It is an unenviable problem to have, one that leaves Stephen’s relationship with Elaine Mason (Maxine Peake) a little underfed, but the (admittedly necessarily) overstretched journey does afford us more than just an insight into the Hawking family. The early interactions between Stephen and Jane are reminiscent of those shared by Celine and Jesse in Richard Linklater’s Before… trilogy; he is quite awkward and she timid, but before long they are strolling around picturesque locales discussing the source of humankind. Both are defined by entirely separate ideologies too, Jane being a believer God and an arts student, Stephen an advocate for method and science. “I have a slight problem with the celestial dictatorship premise,” he says and from then we’re totally drawn into the pair’s capricious relationship.

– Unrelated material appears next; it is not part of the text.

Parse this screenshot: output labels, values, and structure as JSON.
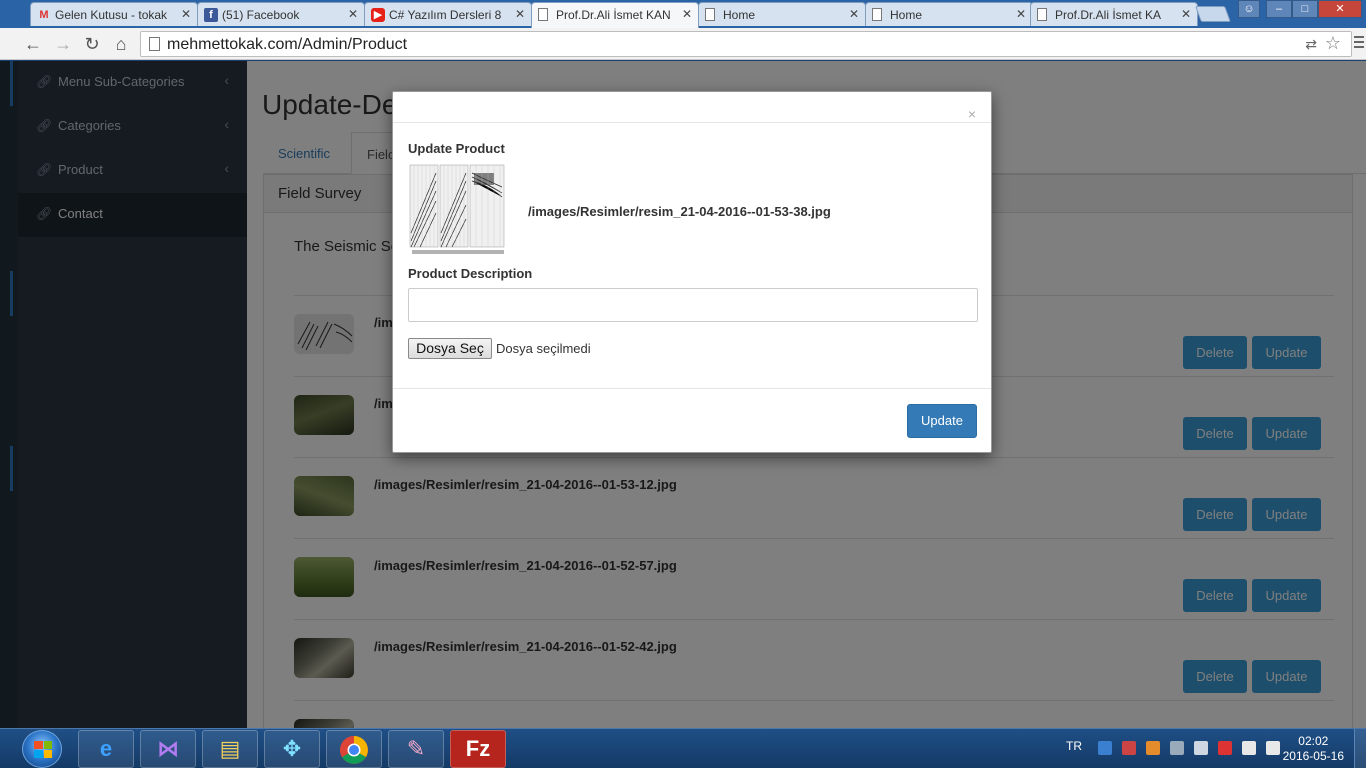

In a manner of speaking, The Theory of Everything draws its pulpy interior from a clash of science and faith. Yet the film never exploits this duel beyond repair and instead uses it as an underlying catalyst for its central love story. Stephen, despite his adoration for the subject, is increasingly pillaged by science, his health deteriorating by the frame. He even defies the presence of a doctor, much to the chagrin of his wife. On the other hand Jane finds herself silently enraptured by the life she might’ve had as she and her husband spend more and more time with Jonathan Jones (Charlie Cox), a choir conductor whom Jane meets at church. The influence of the couple’s branching schools of thought is slight but entirely profound, a notion particularly felt when Stephen momentarily submits his incessant ignorance of God and then begins to backtrack. “Are you actually going to allow me to have this moment?” Jane asks.

Much of the praise the film have received thus far has been directed towards the performances of both Eddie Redmayne and Felicity Jones, and for good reason. It’s almost a foregone conclusion that in 2015 these actors will deliver excellence on screen, but the level the pair operate at here is truly magnificent. Redmayne does all the hard graft as Stephen, completely embodying the physicist’s eventual symbolic manifestation. It’s a role without a safety net and Redmayne should be commended for his artistic bravery as well as his tremendous portrayal. Jones is every bit as good, her subtlety and finesse perfectly complementing the physicality in Redmayne’s enactment. She’s more than simply a supplement though, Jones accentuating the strength of Jane through her pained-yet-defiant facial range. Supporting work from the likes of Charlie Cox and David Thewlis is also strong, though it is Redmayne and Jones who stand out significantly.

The Theory of Everything is at its best when Eddie Redmayne and Felicity Jones are united, projecting performances that are totally different but equally effective and affecting. The film is delightfully funny too, and not at all bogged down by disconsolation. And hey, if it’s good enough for Stephen Hawking, it’s good enough for me.

The Theory of Everything - Redmayne and Jones

Images credit: IMP Awards, Collider

Images copyright (©): Focus Features, Universal Pictures